Sometimes the most powerful lessons come from the moments where we feel the most helpless. For Adam, that moment came one night while he was walking with his first boyfriend on campus when he was attacked by a young man who saw them holding hands.
At first, you would assume it was the attack that made Adam feel helpless, but it was actually everything that followed. It’s been many years since this happened, but when he talks about it, the emotions become raw.
But as Adam realized in sharing this story, he no longer had to continue to carry his shame of being a victim, because the most important story he could ever share is the fact that he is and will always be a survivor.
When I first moved to Seattle, I had just come out of the closet. It was shortly after leaving the house and was when I was first becoming independent and taking care of myself. I was with my first boyfriend and we were walking down the street at his university, near fraternity row. A guy saw that we are holding hands. He hit me in the head with his skateboard and we began fighting.
In that moment, I didn’t feel helpless because I was keeping up with the punches and fighting back. The helplessness came later when we called the police. Because I could only describe what he looked like, they told me that there was nothing that could be done with the information I provided them with. On top of the police not being able to do much, my partner at the time was trying to get me to squash everything. He didn’t want me to tell anyone. He didn’t even want me to talk about it with him.
At the time, I couldn’t understand why someone I cared about would try to silence me. It really hurt. But as I reflect on it, I think he felt it was easier for him to just pretend it never happened, instead of dealing with the pain of what happened. There was a level of shame of what we experienced that night and nobody wants to see themselves as a victim, especially men.
For a long time afterward, I was scared to even walk down the street by myself. But after a while, like a noisy or squeaky fan in your apartment, I got used to it. But not before I learned another lesson: sometimes simply surviving is enough.

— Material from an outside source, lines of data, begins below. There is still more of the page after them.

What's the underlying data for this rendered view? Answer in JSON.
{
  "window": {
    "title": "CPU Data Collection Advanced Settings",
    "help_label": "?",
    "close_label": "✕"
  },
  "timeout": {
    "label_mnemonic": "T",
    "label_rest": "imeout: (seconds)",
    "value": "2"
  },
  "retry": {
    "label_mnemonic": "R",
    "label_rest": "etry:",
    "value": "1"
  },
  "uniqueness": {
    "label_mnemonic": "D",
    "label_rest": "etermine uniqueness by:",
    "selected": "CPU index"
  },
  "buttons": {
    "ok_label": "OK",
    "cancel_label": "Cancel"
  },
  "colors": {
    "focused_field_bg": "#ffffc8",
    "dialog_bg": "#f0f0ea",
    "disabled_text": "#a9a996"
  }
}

When you become a victim, you inherently lose a sense of your masculinity in most regards, or at least it feels that way. So it was easier to feel like it never happened instead of reliving it over and over, which is what it may have felt like for him whenever we talked about it.
I think he felt that talking about it meant we were parading around the fact that were victims.. But for me, I needed reconciliation and a sense of justice. That kind of violence felt so out of place in a progressive place like Seattle, so I wanted and needed answers. But he didn’t want any answers. He wanted the experience to disappear altogether.
When it happened, I didn’t feel like I could tell my parents because I had just moved out of the house and to Seattle. I knew that if they found out, they would have booked the next flight to Seattle and would have taken my ass back home. And at an even deeper level, I felt it would have meant that the choice to move out, to come out, and even go to college in another state would be invalidated. So, I didn’t tell my mom until maybe two years after that.
Eventually, with my partner being against discussing it, I reached a point where I, too, no longer wanted to relive it, especially when it was so clear that justice wouldn’t be served. So, I eventually stopped talking about it.
For a long time afterward, I was scared to even walk down the street by myself. But after a while, like a noisy or squeaky fan in your apartment, I got used to it. But not before I learned another lesson: sometimes simply surviving is enough. It’s a sign of strength, and its proof that I no longer have to carry that shame and sadness, but that I can continue to be brave and fearlessly me.